Assignment: An acceptable answer contains each line of the material, unchanged.

Source material:

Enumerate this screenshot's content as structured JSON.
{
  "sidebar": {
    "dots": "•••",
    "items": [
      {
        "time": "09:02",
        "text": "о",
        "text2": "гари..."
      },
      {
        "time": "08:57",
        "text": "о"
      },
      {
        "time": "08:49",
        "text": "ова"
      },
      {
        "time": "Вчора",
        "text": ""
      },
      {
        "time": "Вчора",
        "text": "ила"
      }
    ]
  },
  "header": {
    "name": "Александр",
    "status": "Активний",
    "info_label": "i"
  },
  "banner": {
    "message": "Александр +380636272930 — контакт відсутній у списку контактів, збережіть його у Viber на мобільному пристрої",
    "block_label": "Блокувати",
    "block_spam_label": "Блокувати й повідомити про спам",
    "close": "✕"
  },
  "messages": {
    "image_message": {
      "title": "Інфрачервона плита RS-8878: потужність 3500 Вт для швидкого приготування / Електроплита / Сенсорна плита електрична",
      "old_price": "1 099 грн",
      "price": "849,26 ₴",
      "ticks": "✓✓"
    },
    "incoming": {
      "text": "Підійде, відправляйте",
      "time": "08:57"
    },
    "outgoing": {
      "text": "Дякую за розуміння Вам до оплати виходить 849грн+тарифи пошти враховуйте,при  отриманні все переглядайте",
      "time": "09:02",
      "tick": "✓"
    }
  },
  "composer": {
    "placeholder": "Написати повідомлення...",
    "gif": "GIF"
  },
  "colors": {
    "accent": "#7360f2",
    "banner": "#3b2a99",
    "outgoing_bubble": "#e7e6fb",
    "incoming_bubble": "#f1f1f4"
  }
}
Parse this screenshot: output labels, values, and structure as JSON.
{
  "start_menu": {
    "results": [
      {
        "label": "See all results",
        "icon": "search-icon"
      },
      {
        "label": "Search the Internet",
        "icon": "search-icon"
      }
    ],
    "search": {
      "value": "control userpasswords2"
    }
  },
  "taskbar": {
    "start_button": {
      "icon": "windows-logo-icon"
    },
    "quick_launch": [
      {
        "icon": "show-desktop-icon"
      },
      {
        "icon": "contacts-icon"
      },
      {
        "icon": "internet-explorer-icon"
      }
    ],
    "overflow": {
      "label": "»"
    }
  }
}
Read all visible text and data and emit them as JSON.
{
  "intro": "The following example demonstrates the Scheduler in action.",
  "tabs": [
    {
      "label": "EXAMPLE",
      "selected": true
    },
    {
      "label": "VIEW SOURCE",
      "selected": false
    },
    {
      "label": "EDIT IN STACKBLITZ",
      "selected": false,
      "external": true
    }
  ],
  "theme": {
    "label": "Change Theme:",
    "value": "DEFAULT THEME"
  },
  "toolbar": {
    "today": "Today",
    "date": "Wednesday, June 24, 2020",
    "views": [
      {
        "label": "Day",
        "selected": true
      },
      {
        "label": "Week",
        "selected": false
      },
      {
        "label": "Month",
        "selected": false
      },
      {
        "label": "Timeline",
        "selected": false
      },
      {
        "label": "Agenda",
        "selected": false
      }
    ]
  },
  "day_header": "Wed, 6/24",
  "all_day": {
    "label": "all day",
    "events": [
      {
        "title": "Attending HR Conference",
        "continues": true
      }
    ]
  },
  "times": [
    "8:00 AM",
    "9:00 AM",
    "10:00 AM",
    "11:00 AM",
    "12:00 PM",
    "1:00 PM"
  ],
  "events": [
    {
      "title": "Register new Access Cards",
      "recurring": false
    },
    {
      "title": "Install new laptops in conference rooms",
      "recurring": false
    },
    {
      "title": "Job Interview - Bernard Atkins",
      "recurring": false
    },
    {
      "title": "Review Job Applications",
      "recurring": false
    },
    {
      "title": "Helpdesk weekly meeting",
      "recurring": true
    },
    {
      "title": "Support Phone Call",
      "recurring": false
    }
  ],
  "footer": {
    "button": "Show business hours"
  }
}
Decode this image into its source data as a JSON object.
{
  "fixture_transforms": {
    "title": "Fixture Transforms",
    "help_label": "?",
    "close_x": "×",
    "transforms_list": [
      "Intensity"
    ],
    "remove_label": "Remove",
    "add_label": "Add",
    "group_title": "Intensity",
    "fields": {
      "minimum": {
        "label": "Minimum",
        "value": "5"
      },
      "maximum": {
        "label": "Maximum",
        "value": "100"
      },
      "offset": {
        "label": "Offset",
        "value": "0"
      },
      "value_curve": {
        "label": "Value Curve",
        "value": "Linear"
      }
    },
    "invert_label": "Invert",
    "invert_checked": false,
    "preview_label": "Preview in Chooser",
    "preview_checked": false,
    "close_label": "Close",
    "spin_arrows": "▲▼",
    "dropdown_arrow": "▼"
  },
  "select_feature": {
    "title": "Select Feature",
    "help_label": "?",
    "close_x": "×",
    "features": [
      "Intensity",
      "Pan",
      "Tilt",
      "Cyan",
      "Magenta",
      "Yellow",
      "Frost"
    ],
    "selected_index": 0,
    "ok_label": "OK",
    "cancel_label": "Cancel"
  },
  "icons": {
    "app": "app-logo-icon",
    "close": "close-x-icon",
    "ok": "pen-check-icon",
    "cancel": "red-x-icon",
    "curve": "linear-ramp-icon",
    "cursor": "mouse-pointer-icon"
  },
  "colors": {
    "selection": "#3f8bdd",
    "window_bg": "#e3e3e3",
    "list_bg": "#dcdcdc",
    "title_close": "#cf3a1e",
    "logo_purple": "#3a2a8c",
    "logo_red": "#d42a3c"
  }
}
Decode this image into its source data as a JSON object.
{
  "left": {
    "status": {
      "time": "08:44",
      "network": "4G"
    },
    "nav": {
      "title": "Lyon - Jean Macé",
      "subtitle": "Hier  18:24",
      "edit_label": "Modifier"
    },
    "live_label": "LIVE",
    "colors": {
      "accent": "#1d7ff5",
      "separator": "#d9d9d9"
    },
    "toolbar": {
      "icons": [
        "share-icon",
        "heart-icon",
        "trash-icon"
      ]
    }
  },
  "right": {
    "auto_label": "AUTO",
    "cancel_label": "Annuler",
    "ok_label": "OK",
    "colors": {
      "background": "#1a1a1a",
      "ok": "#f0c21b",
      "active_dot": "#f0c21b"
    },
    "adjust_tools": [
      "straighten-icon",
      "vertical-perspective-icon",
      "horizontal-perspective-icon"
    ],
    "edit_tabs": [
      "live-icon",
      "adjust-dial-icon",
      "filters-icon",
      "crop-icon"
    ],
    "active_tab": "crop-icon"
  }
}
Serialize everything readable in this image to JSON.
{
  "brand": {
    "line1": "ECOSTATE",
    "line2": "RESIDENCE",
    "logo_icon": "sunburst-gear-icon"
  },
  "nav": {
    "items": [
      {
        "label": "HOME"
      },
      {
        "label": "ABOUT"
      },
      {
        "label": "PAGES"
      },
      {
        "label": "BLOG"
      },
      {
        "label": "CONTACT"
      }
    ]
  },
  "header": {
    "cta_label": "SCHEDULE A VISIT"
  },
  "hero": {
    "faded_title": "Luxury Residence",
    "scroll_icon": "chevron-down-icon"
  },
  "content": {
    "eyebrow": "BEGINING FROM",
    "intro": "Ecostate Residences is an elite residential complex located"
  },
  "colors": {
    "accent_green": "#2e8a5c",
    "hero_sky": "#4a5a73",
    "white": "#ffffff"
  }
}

Expected output:
Enumerate this screenshot's content as structured JSON.
{
  "sidebar": {
    "dots": "•••",
    "items": [
      {
        "time": "09:02",
        "text": "о",
        "text2": "гари..."
      },
      {
        "time": "08:57",
        "text": "о"
      },
      {
        "time": "08:49",
        "text": "ова"
      },
      {
        "time": "Вчора",
        "text": ""
      },
      {
        "time": "Вчора",
        "text": "ила"
      }
    ]
  },
  "header": {
    "name": "Александр",
    "status": "Активний",
    "info_label": "i"
  },
  "banner": {
    "message": "Александр +380636272930 — контакт відсутній у списку контактів, збережіть його у Viber на мобільному пристрої",
    "block_label": "Блокувати",
    "block_spam_label": "Блокувати й повідомити про спам",
    "close": "✕"
  },
  "messages": {
    "image_message": {
      "title": "Інфрачервона плита RS-8878: потужність 3500 Вт для швидкого приготування / Електроплита / Сенсорна плита електрична",
      "old_price": "1 099 грн",
      "price": "849,26 ₴",
      "ticks": "✓✓"
    },
    "incoming": {
      "text": "Підійде, відправляйте",
      "time": "08:57"
    },
    "outgoing": {
      "text": "Дякую за розуміння Вам до оплати виходить 849грн+тарифи пошти враховуйте,при  отриманні все переглядайте",
      "time": "09:02",
      "tick": "✓"
    }
  },
  "composer": {
    "placeholder": "Написати повідомлення...",
    "gif": "GIF"
  },
  "colors": {
    "accent": "#7360f2",
    "banner": "#3b2a99",
    "outgoing_bubble": "#e7e6fb",
    "incoming_bubble": "#f1f1f4"
  }
}
Parse this screenshot: output labels, values, and structure as JSON.
{
  "start_menu": {
    "results": [
      {
        "label": "See all results",
        "icon": "search-icon"
      },
      {
        "label": "Search the Internet",
        "icon": "search-icon"
      }
    ],
    "search": {
      "value": "control userpasswords2"
    }
  },
  "taskbar": {
    "start_button": {
      "icon": "windows-logo-icon"
    },
    "quick_launch": [
      {
        "icon": "show-desktop-icon"
      },
      {
        "icon": "contacts-icon"
      },
      {
        "icon": "internet-explorer-icon"
      }
    ],
    "overflow": {
      "label": "»"
    }
  }
}
Read all visible text and data and emit them as JSON.
{
  "intro": "The following example demonstrates the Scheduler in action.",
  "tabs": [
    {
      "label": "EXAMPLE",
      "selected": true
    },
    {
      "label": "VIEW SOURCE",
      "selected": false
    },
    {
      "label": "EDIT IN STACKBLITZ",
      "selected": false,
      "external": true
    }
  ],
  "theme": {
    "label": "Change Theme:",
    "value": "DEFAULT THEME"
  },
  "toolbar": {
    "today": "Today",
    "date": "Wednesday, June 24, 2020",
    "views": [
      {
        "label": "Day",
        "selected": true
      },
      {
        "label": "Week",
        "selected": false
      },
      {
        "label": "Month",
        "selected": false
      },
      {
        "label": "Timeline",
        "selected": false
      },
      {
        "label": "Agenda",
        "selected": false
      }
    ]
  },
  "day_header": "Wed, 6/24",
  "all_day": {
    "label": "all day",
    "events": [
      {
        "title": "Attending HR Conference",
        "continues": true
      }
    ]
  },
  "times": [
    "8:00 AM",
    "9:00 AM",
    "10:00 AM",
    "11:00 AM",
    "12:00 PM",
    "1:00 PM"
  ],
  "events": [
    {
      "title": "Register new Access Cards",
      "recurring": false
    },
    {
      "title": "Install new laptops in conference rooms",
      "recurring": false
    },
    {
      "title": "Job Interview - Bernard Atkins",
      "recurring": false
    },
    {
      "title": "Review Job Applications",
      "recurring": false
    },
    {
      "title": "Helpdesk weekly meeting",
      "recurring": true
    },
    {
      "title": "Support Phone Call",
      "recurring": false
    }
  ],
  "footer": {
    "button": "Show business hours"
  }
}
Decode this image into its source data as a JSON object.
{
  "fixture_transforms": {
    "title": "Fixture Transforms",
    "help_label": "?",
    "close_x": "×",
    "transforms_list": [
      "Intensity"
    ],
    "remove_label": "Remove",
    "add_label": "Add",
    "group_title": "Intensity",
    "fields": {
      "minimum": {
        "label": "Minimum",
        "value": "5"
      },
      "maximum": {
        "label": "Maximum",
        "value": "100"
      },
      "offset": {
        "label": "Offset",
        "value": "0"
      },
      "value_curve": {
        "label": "Value Curve",
        "value": "Linear"
      }
    },
    "invert_label": "Invert",
    "invert_checked": false,
    "preview_label": "Preview in Chooser",
    "preview_checked": false,
    "close_label": "Close",
    "spin_arrows": "▲▼",
    "dropdown_arrow": "▼"
  },
  "select_feature": {
    "title": "Select Feature",
    "help_label": "?",
    "close_x": "×",
    "features": [
      "Intensity",
      "Pan",
      "Tilt",
      "Cyan",
      "Magenta",
      "Yellow",
      "Frost"
    ],
    "selected_index": 0,
    "ok_label": "OK",
    "cancel_label": "Cancel"
  },
  "icons": {
    "app": "app-logo-icon",
    "close": "close-x-icon",
    "ok": "pen-check-icon",
    "cancel": "red-x-icon",
    "curve": "linear-ramp-icon",
    "cursor": "mouse-pointer-icon"
  },
  "colors": {
    "selection": "#3f8bdd",
    "window_bg": "#e3e3e3",
    "list_bg": "#dcdcdc",
    "title_close": "#cf3a1e",
    "logo_purple": "#3a2a8c",
    "logo_red": "#d42a3c"
  }
}
Decode this image into its source data as a JSON object.
{
  "left": {
    "status": {
      "time": "08:44",
      "network": "4G"
    },
    "nav": {
      "title": "Lyon - Jean Macé",
      "subtitle": "Hier  18:24",
      "edit_label": "Modifier"
    },
    "live_label": "LIVE",
    "colors": {
      "accent": "#1d7ff5",
      "separator": "#d9d9d9"
    },
    "toolbar": {
      "icons": [
        "share-icon",
        "heart-icon",
        "trash-icon"
      ]
    }
  },
  "right": {
    "auto_label": "AUTO",
    "cancel_label": "Annuler",
    "ok_label": "OK",
    "colors": {
      "background": "#1a1a1a",
      "ok": "#f0c21b",
      "active_dot": "#f0c21b"
    },
    "adjust_tools": [
      "straighten-icon",
      "vertical-perspective-icon",
      "horizontal-perspective-icon"
    ],
    "edit_tabs": [
      "live-icon",
      "adjust-dial-icon",
      "filters-icon",
      "crop-icon"
    ],
    "active_tab": "crop-icon"
  }
}
Serialize everything readable in this image to JSON.
{
  "brand": {
    "line1": "ECOSTATE",
    "line2": "RESIDENCE",
    "logo_icon": "sunburst-gear-icon"
  },
  "nav": {
    "items": [
      {
        "label": "HOME"
      },
      {
        "label": "ABOUT"
      },
      {
        "label": "PAGES"
      },
      {
        "label": "BLOG"
      },
      {
        "label": "CONTACT"
      }
    ]
  },
  "header": {
    "cta_label": "SCHEDULE A VISIT"
  },
  "hero": {
    "faded_title": "Luxury Residence",
    "scroll_icon": "chevron-down-icon"
  },
  "content": {
    "eyebrow": "BEGINING FROM",
    "intro": "Ecostate Residences is an elite residential complex located"
  },
  "colors": {
    "accent_green": "#2e8a5c",
    "hero_sky": "#4a5a73",
    "white": "#ffffff"
  }
}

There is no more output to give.